With the plan, European commercial aviation continues to be at the center of a diplomatic kerfuffle after Belarus forced a Ryanair (FR) Boeing 737 to divert to Minsk last week to arrest opposition journalist Roman Protasevich, who was on board an Athens-Vilnius segment.
According to Reuters today, EU ambassadors also agreed that EU airlines should not fly over Belarus territory.
The latest tit-for-tat will affect about 400 civilian flights a day, according to Eurocontrol, the European traffic control agency. This includes 300 overflights – 100 of which are conducted by EU or British airlines, according to the Reuters report.
Retaliation for Fake Bomb Threat
The EU decision is in retaliation for Belarus scrambling a warplane to force the landing on May 23 of a Ryanair flight carrying Protasevich, who was arrested upon landing, under the pretense of a false bomb threat. The restrictions take effect at midnight Central European Time (2200 GMT).
While the EU also recommends that EU airlines avoid flying over Belarus, there is no ban per se. However, the European Union Aviation Safety Agency has issued a safety directive saying all EU aircraft should not fly over Belarus air space unless in an emergency.

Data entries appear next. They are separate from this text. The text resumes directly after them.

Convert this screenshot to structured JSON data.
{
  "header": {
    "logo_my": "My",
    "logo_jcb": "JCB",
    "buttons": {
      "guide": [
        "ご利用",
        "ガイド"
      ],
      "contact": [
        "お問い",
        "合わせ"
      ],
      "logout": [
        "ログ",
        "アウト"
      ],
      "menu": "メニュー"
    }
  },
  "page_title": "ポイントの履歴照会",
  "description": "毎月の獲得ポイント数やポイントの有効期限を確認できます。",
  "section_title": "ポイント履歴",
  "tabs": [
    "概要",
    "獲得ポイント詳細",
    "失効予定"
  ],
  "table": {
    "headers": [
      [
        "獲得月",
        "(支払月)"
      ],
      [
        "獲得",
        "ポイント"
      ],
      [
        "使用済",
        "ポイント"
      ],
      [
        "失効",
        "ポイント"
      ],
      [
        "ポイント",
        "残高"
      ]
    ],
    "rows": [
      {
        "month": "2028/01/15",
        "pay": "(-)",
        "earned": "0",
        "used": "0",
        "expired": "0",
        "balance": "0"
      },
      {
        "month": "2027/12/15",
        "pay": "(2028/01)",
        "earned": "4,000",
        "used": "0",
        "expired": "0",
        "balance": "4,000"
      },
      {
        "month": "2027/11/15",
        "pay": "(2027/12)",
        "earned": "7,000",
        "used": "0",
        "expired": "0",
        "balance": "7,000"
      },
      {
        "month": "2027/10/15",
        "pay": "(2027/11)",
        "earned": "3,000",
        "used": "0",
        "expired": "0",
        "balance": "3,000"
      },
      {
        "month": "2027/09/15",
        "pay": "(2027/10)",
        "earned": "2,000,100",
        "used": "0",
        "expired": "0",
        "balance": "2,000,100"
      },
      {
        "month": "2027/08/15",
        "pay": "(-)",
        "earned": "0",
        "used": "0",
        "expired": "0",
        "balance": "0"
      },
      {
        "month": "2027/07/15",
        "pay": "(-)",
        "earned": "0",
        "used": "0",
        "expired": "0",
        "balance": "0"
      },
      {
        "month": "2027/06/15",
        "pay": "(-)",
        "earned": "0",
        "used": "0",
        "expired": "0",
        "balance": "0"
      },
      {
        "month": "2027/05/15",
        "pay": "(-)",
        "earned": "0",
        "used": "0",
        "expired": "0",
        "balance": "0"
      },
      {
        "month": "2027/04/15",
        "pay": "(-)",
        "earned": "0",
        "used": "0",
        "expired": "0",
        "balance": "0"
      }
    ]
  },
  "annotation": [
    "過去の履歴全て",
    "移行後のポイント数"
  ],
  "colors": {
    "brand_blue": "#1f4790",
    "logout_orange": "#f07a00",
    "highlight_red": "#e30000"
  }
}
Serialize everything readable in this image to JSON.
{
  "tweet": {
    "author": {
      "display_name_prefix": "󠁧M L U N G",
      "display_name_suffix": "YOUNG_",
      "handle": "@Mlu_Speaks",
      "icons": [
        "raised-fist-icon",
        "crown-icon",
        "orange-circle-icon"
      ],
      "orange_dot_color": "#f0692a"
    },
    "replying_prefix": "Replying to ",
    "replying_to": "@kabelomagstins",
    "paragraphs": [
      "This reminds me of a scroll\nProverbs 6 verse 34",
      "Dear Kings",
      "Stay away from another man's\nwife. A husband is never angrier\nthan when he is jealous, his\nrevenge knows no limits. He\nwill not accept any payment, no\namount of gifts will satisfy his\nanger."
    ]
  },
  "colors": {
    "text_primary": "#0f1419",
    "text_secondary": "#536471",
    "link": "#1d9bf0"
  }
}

While European carriers overfly Belarus to serve Minsk (MSQ) and destinations in Russia and Asia, the ban restricts Belarusian national carrier Belavia (B2), which had operated to about numerous airports in Europe, including Helsinki, Amsterdam, Milan, Warsaw, Frankfurt, Berlin, Munich, Paris, Rome and Vienna.
This development follows some good news for B2, which last month took delivery of its first Boeing 737 MAX and has received new Embraer E-195 E2 aircraft. In March the airline marked its 25th anniversary.
Featured image: Belavia EW-457PA Boeing 737-800. Photo: Julian Schöpfer/Airways